The fact that different observers see events in different orders is also true in Euclidean space with a finite speed of light but does not justify your continued statement "at exactly the same time".Now the fact is, that Comet A and Comet B never come close to one another even though they trace paths through Space which intersect at x(a), y(a), and z(a) at completely different times. So, how is it possible that both you and the other guy look up at exactly the same time, and see two different comets at exactly the same place?? Well, clearly, one of you is watching something that the other one won't see for a long time...that is, they are watching an event that the other one will only be able to observe in their spacetime future, while the other one is watching an event that happened long ago in the other one's spacetime past, even though you both are making your observations at exactly the same time and observing completely different events happening at exactly the same place. But, at the time that both of you are making your observations, the fact is that neither comet is actually at x(a), y(a), and z(a). We'll call this situation the Comet example and come back to it later.
This has nothing to do with relativity. If one exploding star is responsible for lighting up gas cloud, then all explanations would have to conform to this fact.Now, lets consider a different example of two exploding stars. In this example, the two exploding stars are exactly the same distance from you, but, there is a gigantic gas cloud that lies closer to exploding star A than exploding star B and lies between the two stars such that it would take 3 months for light to get from star B to the gas cloud, but only about 1/3 that time for the light from star A to get there. However, the light from both exploding stars will take at least a year to reach you. Now, if you observe the gas cloud lighting up exactly one month after you saw both exploding stars blow up, can you determine which exploding star caused the gas cloud to light up?

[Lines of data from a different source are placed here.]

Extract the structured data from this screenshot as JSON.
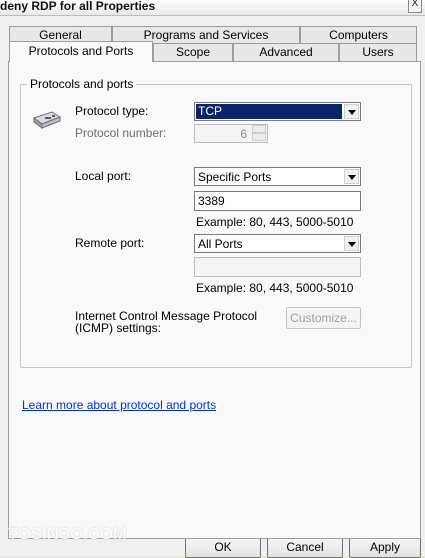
{
  "window": {
    "title": "deny RDP for all Properties",
    "close_glyph": "X"
  },
  "tabs_row1": [
    {
      "label": "General"
    },
    {
      "label": "Programs and Services"
    },
    {
      "label": "Computers"
    }
  ],
  "tabs_row2": [
    {
      "label": "Protocols and Ports",
      "active": true
    },
    {
      "label": "Scope"
    },
    {
      "label": "Advanced"
    },
    {
      "label": "Users"
    }
  ],
  "group": {
    "legend": "Protocols and ports",
    "icon": "network-adapter-icon",
    "protocol_type_label": "Protocol type:",
    "protocol_type_value": "TCP",
    "protocol_number_label": "Protocol number:",
    "protocol_number_value": "6",
    "local_port_label": "Local port:",
    "local_port_select": "Specific Ports",
    "local_port_value": "3389",
    "local_port_example": "Example: 80, 443, 5000-5010",
    "remote_port_label": "Remote port:",
    "remote_port_select": "All Ports",
    "remote_port_value": "",
    "remote_port_example": "Example: 80, 443, 5000-5010",
    "icmp_label_line1": "Internet Control Message Protocol",
    "icmp_label_line2": "(ICMP) settings:",
    "customize_label": "Customize..."
  },
  "learn_more_link": "Learn more about protocol and ports",
  "watermark": "TOSINSO.COM",
  "buttons": {
    "ok": "OK",
    "cancel": "Cancel",
    "apply": "Apply"
  },
  "colors": {
    "selection": "#0a246a",
    "link": "#0033cc",
    "panel": "#f9f9f9"
  }
}
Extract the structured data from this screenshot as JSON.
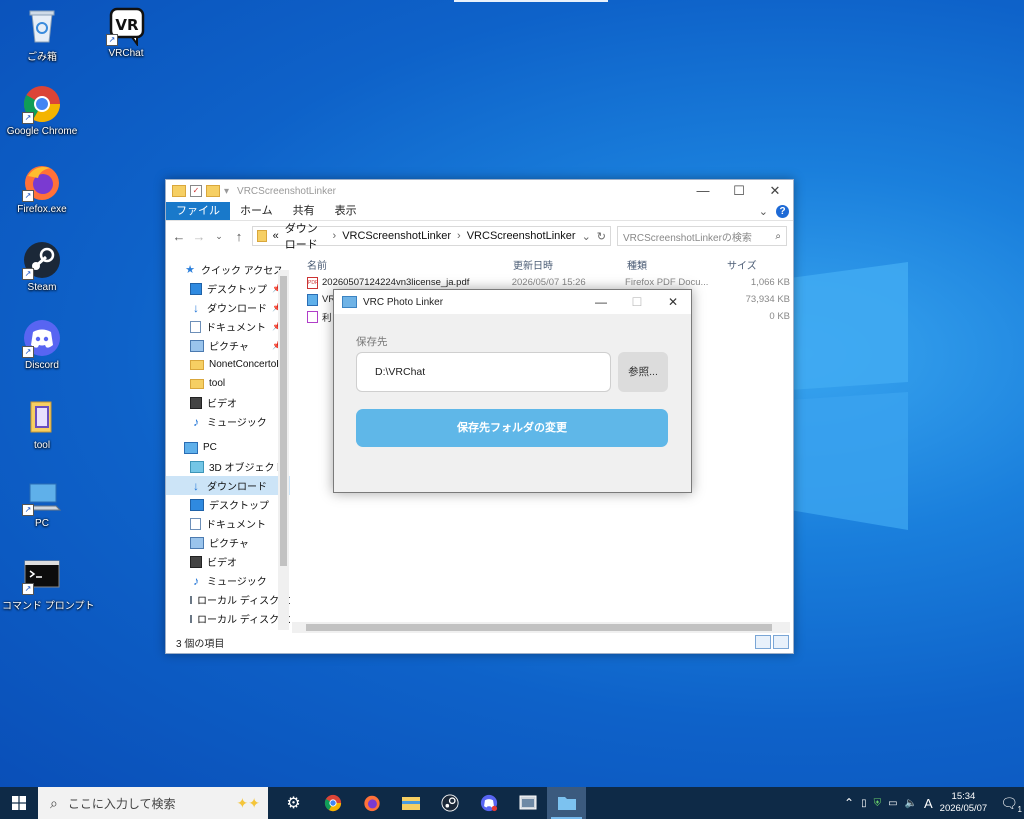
{
  "desktop": {
    "icons": [
      {
        "label": "ごみ箱",
        "icon": "recycle-bin-icon"
      },
      {
        "label": "VRChat",
        "icon": "vrchat-icon"
      },
      {
        "label": "Google Chrome",
        "icon": "chrome-icon"
      },
      {
        "label": "Firefox.exe",
        "icon": "firefox-icon"
      },
      {
        "label": "Steam",
        "icon": "steam-icon"
      },
      {
        "label": "Discord",
        "icon": "discord-icon"
      },
      {
        "label": "tool",
        "icon": "folder-icon"
      },
      {
        "label": "PC",
        "icon": "pc-icon"
      },
      {
        "label": "コマンド プロンプト",
        "icon": "cmd-icon"
      }
    ],
    "vr_badge": "VR",
    "shortcut_glyph": "↗"
  },
  "explorer": {
    "title": "VRCScreenshotLinker",
    "ribbon": {
      "file": "ファイル",
      "home": "ホーム",
      "share": "共有",
      "view": "表示",
      "help": "?"
    },
    "breadcrumb": {
      "prefix": "«",
      "items": [
        "ダウンロード",
        "VRCScreenshotLinker",
        "VRCScreenshotLinker"
      ]
    },
    "search_placeholder": "VRCScreenshotLinkerの検索",
    "nav": {
      "quick_access": "クイック アクセス",
      "quick_items": [
        "デスクトップ",
        "ダウンロード",
        "ドキュメント",
        "ピクチャ",
        "NonetConcertoD",
        "tool",
        "ビデオ",
        "ミュージック"
      ],
      "pc": "PC",
      "pc_items": [
        "3D オブジェクト",
        "ダウンロード",
        "デスクトップ",
        "ドキュメント",
        "ピクチャ",
        "ビデオ",
        "ミュージック",
        "ローカル ディスク (C",
        "ローカル ディスク (D"
      ]
    },
    "columns": {
      "name": "名前",
      "date": "更新日時",
      "type": "種類",
      "size": "サイズ"
    },
    "files": [
      {
        "name": "20260507124224vn3license_ja.pdf",
        "date": "2026/05/07 15:26",
        "type": "Firefox PDF Docu...",
        "size": "1,066 KB"
      },
      {
        "name": "VR",
        "date": "",
        "type": "",
        "size": "73,934 KB"
      },
      {
        "name": "利",
        "date": "",
        "type": "",
        "size": "0 KB"
      }
    ],
    "status": "3 個の項目"
  },
  "dialog": {
    "title": "VRC Photo Linker",
    "label": "保存先",
    "path_value": "D:\\VRChat",
    "browse": "参照...",
    "change_button": "保存先フォルダの変更"
  },
  "taskbar": {
    "search_placeholder": "ここに入力して検索",
    "time": "15:34",
    "date": "2026/05/07",
    "ime": "A",
    "notifications": "1"
  }
}
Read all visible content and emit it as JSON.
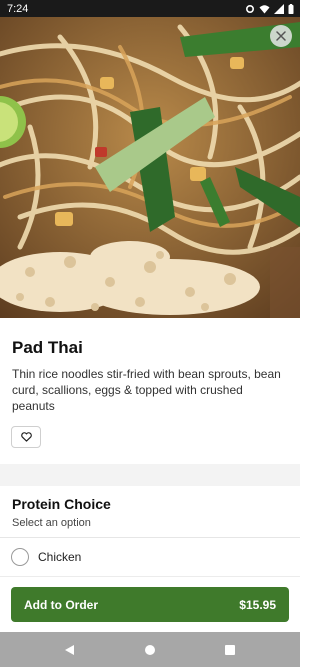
{
  "status_bar": {
    "time": "7:24"
  },
  "hero": {
    "image_name": "pad-thai-photo"
  },
  "item": {
    "title": "Pad Thai",
    "description": "Thin rice noodles stir-fried with bean sprouts, bean curd, scallions, eggs & topped with crushed peanuts"
  },
  "options": {
    "title": "Protein Choice",
    "subtitle": "Select an option",
    "items": [
      {
        "label": "Chicken",
        "selected": false
      }
    ]
  },
  "footer": {
    "add_label": "Add to Order",
    "price": "$15.95"
  },
  "colors": {
    "accent": "#3f7a2b",
    "nav_bar": "#a7a7a7",
    "status_bar": "#1a1a1a"
  }
}
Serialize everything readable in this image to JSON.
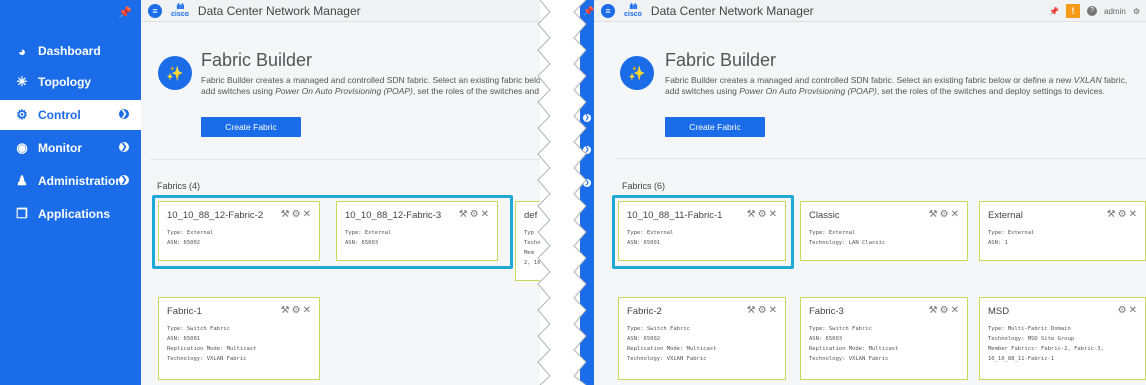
{
  "app": {
    "title": "Data Center Network Manager",
    "brand_top": "ılıılı",
    "brand_bottom": "cisco"
  },
  "sidebar": {
    "items": [
      {
        "label": "Dashboard",
        "icon": "dashboard-icon"
      },
      {
        "label": "Topology",
        "icon": "topology-icon"
      },
      {
        "label": "Control",
        "icon": "control-icon",
        "active": true
      },
      {
        "label": "Monitor",
        "icon": "monitor-icon"
      },
      {
        "label": "Administration",
        "icon": "administration-icon"
      },
      {
        "label": "Applications",
        "icon": "applications-icon"
      }
    ]
  },
  "header": {
    "user": "admin"
  },
  "fabric_builder": {
    "title": "Fabric Builder",
    "desc_line1_a": "Fabric Builder creates a managed and controlled SDN fabric. Select an existing fabric below or define a new ",
    "desc_line1_em": "VXLAN",
    "desc_line1_b": " fabric,",
    "desc_line2_a": "add switches using ",
    "desc_line2_em": "Power On Auto Provisioning (POAP)",
    "desc_line2_b": ", set the roles of the switches and deploy settings to devices.",
    "create_button": "Create Fabric"
  },
  "left": {
    "fabrics_heading": "Fabrics (4)",
    "cards": [
      {
        "name": "10_10_88_12-Fabric-2",
        "details": "Type: External\nASN: 65002"
      },
      {
        "name": "10_10_88_12-Fabric-3",
        "details": "Type: External\nASN: 65003"
      },
      {
        "name": "Fabric-1",
        "details": "Type: Switch Fabric\nASN: 65001\nReplication Mode: Multicast\nTechnology: VXLAN Fabric"
      }
    ],
    "partial_card": {
      "name": "def",
      "details": "Typ\nTechno\nMem\n2, 10"
    }
  },
  "right": {
    "fabrics_heading": "Fabrics (6)",
    "cards": [
      {
        "name": "10_10_88_11-Fabric-1",
        "details": "Type: External\nASN: 65001"
      },
      {
        "name": "Classic",
        "details": "Type: External\nTechnology: LAN Classic"
      },
      {
        "name": "External",
        "details": "Type: External\nASN: 1"
      },
      {
        "name": "Fabric-2",
        "details": "Type: Switch Fabric\nASN: 65002\nReplication Mode: Multicast\nTechnology: VXLAN Fabric"
      },
      {
        "name": "Fabric-3",
        "details": "Type: Switch Fabric\nASN: 65003\nReplication Mode: Multicast\nTechnology: VXLAN Fabric"
      },
      {
        "name": "MSD",
        "details": "Type: Multi-Fabric Domain\nTechnology: MSD Site Group\nMember Fabrics: Fabric-2, Fabric-3,\n10_10_88_11-Fabric-1"
      }
    ]
  },
  "colors": {
    "accent": "#1a6ce8",
    "highlight": "#1fa9d6",
    "card_border": "#c8d95a",
    "warning": "#f59b1a"
  }
}
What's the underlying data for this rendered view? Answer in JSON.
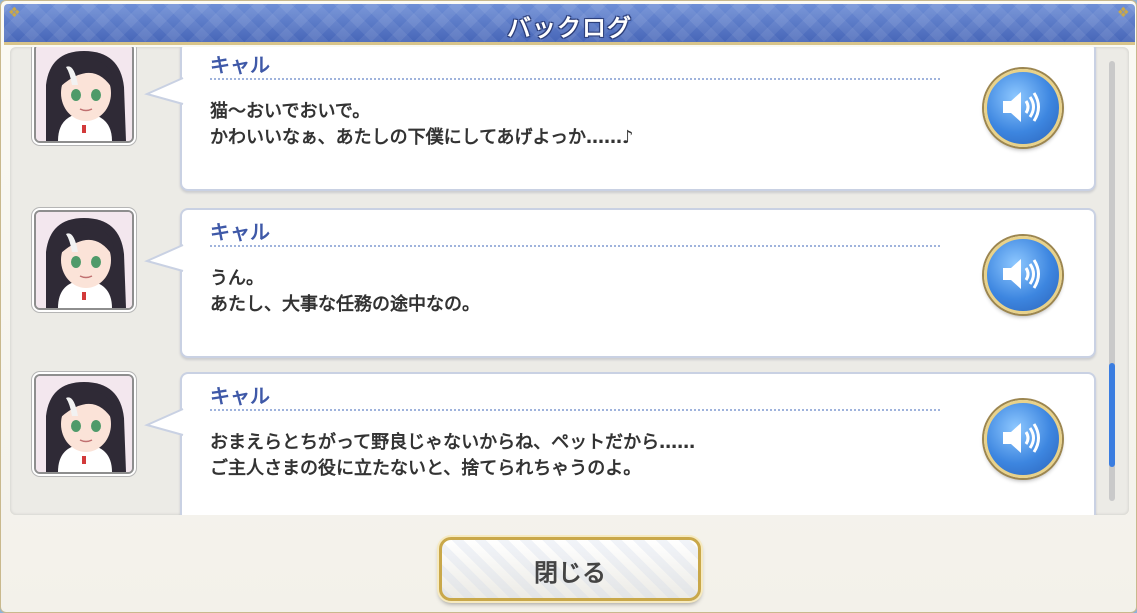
{
  "header": {
    "title": "バックログ"
  },
  "entries": [
    {
      "speaker": "キャル",
      "lines": [
        "猫〜おいでおいで。",
        "かわいいなぁ、あたしの下僕にしてあげよっか……♪"
      ]
    },
    {
      "speaker": "キャル",
      "lines": [
        "うん。",
        "あたし、大事な任務の途中なの。"
      ]
    },
    {
      "speaker": "キャル",
      "lines": [
        "おまえらとちがって野良じゃないからね、ペットだから……",
        "ご主人さまの役に立たないと、捨てられちゃうのよ。"
      ]
    }
  ],
  "footer": {
    "close_label": "閉じる"
  },
  "colors": {
    "accent": "#3f59a8",
    "title_bar": "#5574c4",
    "scroll_thumb": "#3a7de0",
    "gold_trim": "#c9a84a"
  },
  "icons": {
    "voice": "speaker-icon",
    "avatar": "character-portrait"
  }
}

Please, study Special Relativity yourself. You are in no condition to be teaching it.I have to run now, but will come back to continue this if it seems to be helpful, but think about which situations described in these examples might be space like, time like or light like.